A FICO Score is calculated based on the following parameters:
- 35% Payment History
- 30% Debt vs Credit
- 15% Credit History
- 10% Types of Credit
- 10% New Accounts
Read the following guide for more in-depth information on how a FICO Score is calculated.
As for VantageScore, it is calculated (roughly) as follows:
- 40% Payment History
- 20% Age/Type of Credit
- 20% Credit Utilization
- 10% Credit Balances
- 10% Recent Credit
At first glance, these two algorithms seem vastly different and there are certainly some areas where that is the case. However, they are both heavily reliant on Payment History, which is determined by whether or not you meet your monthly repayments, and Credit Variety/Age.
VantageScore includes Credit Balances and Credit Utilization, which is rarely mentioned with regards to a FICO Score. However, these two factors are basically the same thing as the Debt vs Credit. In Debt vs Credit, for instance, your FICO Score will look at how much credit you have available versus how much of this is being used, which is also known as Credit Utilization.
Benefits of VantageScore versus FICO Score
There are some key areas in which VantageScore differs from FICO Score and the main one affects consumers with very little credit history. With a FICO Score, you generally need to have at least 6 months of processable data before you will be given a score. With VantageScore, you may be given a score with just 1 account being active for just 1 month.
VantageScore is more willing to ignore collections that have been paid in full. This is also true for some new models of the FICO Score, but many older models are still in use that do not dismiss collections so easily.
VantageScore versus FICO Score: Which is Better?
VantageScore was created by credit bureaus, who it’s fair to say have a lot of experience when it comes to collecting, organizing, and reporting on financial data. It was designed to make their lives easier and to give lenders a more accurate and reliable score, while also giving consumers a little more consistency.

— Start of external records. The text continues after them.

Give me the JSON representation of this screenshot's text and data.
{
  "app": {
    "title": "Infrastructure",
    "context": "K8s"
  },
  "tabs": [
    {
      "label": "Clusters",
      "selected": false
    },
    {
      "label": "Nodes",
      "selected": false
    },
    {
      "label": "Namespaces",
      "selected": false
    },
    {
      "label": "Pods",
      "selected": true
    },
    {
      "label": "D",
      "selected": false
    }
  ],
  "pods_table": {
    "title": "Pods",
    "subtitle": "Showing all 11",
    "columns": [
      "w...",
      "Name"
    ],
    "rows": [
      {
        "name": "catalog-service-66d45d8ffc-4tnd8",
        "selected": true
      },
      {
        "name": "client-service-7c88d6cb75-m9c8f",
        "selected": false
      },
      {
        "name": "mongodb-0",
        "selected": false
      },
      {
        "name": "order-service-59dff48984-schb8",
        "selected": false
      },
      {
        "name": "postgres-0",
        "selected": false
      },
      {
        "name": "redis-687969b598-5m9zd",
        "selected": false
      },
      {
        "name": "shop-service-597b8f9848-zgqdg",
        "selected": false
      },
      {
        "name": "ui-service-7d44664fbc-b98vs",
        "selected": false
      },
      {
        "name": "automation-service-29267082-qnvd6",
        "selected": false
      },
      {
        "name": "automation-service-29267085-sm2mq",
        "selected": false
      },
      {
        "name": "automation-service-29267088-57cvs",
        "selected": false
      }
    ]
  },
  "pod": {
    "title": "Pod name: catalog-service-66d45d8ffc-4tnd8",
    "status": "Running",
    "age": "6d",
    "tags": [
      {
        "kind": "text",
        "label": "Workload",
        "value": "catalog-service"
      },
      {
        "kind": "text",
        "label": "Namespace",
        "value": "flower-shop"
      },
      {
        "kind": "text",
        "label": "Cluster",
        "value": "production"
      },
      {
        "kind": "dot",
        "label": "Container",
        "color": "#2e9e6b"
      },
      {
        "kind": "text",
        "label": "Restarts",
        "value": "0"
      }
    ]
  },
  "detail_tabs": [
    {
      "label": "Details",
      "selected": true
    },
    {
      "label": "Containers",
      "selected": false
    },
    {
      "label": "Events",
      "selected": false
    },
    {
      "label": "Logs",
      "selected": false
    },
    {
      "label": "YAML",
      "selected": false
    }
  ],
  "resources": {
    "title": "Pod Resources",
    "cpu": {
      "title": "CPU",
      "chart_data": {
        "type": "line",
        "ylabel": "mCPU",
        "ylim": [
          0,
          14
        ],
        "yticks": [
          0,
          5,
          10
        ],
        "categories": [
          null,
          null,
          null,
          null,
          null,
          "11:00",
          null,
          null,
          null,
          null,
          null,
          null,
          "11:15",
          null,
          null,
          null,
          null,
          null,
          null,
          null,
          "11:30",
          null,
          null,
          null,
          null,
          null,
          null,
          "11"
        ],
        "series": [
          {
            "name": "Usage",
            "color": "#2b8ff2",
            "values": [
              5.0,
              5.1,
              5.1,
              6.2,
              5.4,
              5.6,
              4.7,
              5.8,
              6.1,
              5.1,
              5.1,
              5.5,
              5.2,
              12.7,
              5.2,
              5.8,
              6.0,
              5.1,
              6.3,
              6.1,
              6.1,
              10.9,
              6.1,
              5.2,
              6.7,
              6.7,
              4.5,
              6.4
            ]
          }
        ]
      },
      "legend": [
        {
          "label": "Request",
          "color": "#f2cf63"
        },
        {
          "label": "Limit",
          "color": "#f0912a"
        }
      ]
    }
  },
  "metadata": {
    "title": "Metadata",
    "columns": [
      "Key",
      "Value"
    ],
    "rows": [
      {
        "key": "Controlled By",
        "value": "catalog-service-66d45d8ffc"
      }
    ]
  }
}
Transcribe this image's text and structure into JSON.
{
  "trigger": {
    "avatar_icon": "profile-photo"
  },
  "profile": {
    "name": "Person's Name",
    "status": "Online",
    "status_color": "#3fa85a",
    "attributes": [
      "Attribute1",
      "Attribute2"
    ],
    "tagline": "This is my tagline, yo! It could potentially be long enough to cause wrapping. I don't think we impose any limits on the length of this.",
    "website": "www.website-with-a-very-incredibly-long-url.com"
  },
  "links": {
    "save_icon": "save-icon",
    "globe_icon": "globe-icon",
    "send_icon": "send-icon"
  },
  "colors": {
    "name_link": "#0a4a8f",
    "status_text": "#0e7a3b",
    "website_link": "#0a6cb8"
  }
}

However, both VantageScore and FICO Score take the same things into consideration and provide very similar results. It’s rare for a consumer to have a good VantageScore and a bad FICO Score, or vice versa. In fact, unless there has been a major oversight or mistake, this simply won’t happen.
The Future of Credit Scoring Systems

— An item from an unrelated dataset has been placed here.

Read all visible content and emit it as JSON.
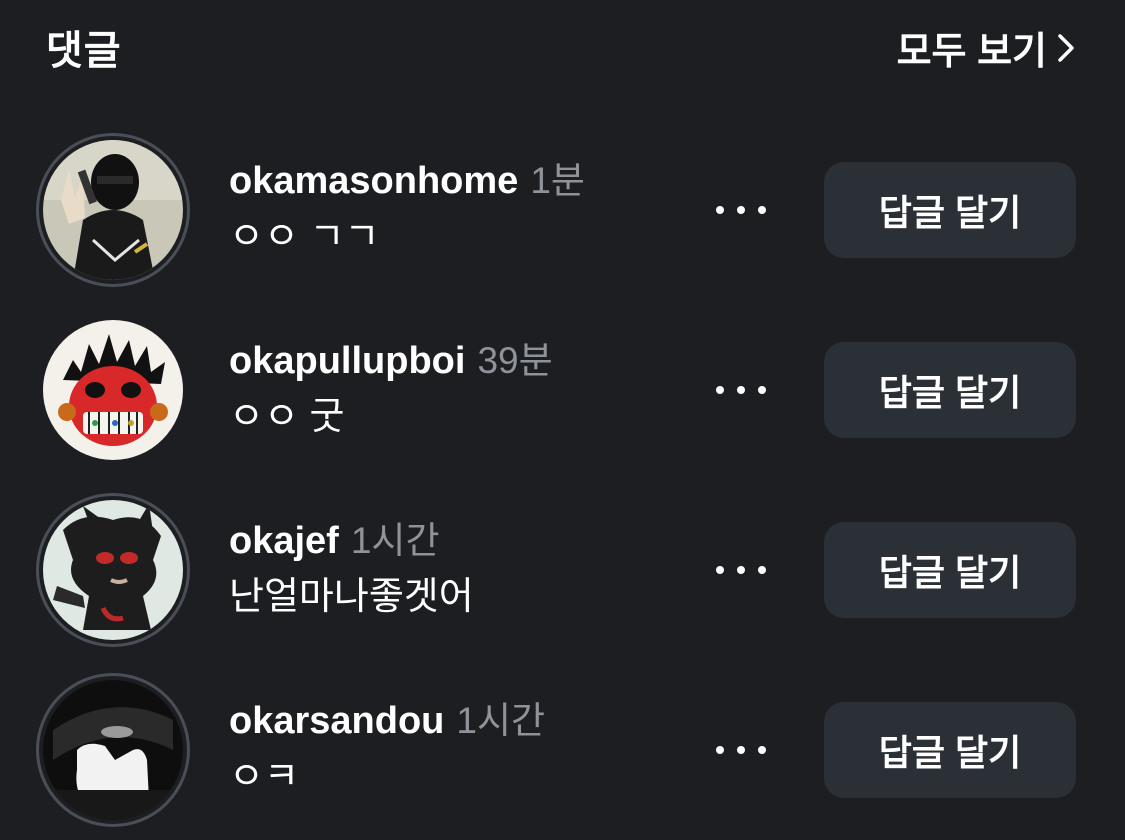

We mentioned that VantageScore has undergone several transformations over the years, including a notable shift towards the same scoring range used by FICO. But FICO is also constantly evolving and improving. It adapts to changing trends and is constantly looking at ways to improve its accuracy and reliability.
Both of these scores will likely be around for many years to come and will no doubt experience a number of evolutions in the next decade or so. But regardless of how many times they change and how many iterations we see, the principle will remain the same: Extensive credit histories and minimal debt will generate good scores; extensive debt and minimal credit histories will generate bad scores.